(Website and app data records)
________________________

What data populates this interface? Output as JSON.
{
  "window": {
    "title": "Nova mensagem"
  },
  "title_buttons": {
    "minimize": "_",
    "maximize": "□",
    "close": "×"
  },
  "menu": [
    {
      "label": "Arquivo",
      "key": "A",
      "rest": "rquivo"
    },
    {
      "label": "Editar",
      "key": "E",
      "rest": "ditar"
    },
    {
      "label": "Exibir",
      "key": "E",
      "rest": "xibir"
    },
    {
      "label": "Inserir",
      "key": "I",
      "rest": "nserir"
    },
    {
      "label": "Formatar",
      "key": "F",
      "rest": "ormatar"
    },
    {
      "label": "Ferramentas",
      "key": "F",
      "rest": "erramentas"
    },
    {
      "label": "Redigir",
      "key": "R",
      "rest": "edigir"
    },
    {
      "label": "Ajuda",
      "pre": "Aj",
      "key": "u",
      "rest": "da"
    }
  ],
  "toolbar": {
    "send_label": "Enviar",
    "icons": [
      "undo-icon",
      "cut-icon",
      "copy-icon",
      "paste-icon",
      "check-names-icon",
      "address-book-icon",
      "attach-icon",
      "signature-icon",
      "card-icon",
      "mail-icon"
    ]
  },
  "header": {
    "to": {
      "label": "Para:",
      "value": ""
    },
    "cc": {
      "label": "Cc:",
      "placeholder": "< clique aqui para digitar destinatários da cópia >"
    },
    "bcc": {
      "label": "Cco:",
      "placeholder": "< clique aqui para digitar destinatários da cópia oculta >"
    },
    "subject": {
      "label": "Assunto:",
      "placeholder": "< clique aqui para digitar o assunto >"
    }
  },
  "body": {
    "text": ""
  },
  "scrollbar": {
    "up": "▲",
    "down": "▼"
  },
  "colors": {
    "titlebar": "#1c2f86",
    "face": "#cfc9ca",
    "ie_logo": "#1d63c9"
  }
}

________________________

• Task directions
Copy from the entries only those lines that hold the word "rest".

• Output
      "rest": "rquivo"
      "rest": "ditar"
      "rest": "xibir"
      "rest": "nserir"
      "rest": "ormatar"
      "rest": "erramentas"
      "rest": "edigir"
      "rest": "da"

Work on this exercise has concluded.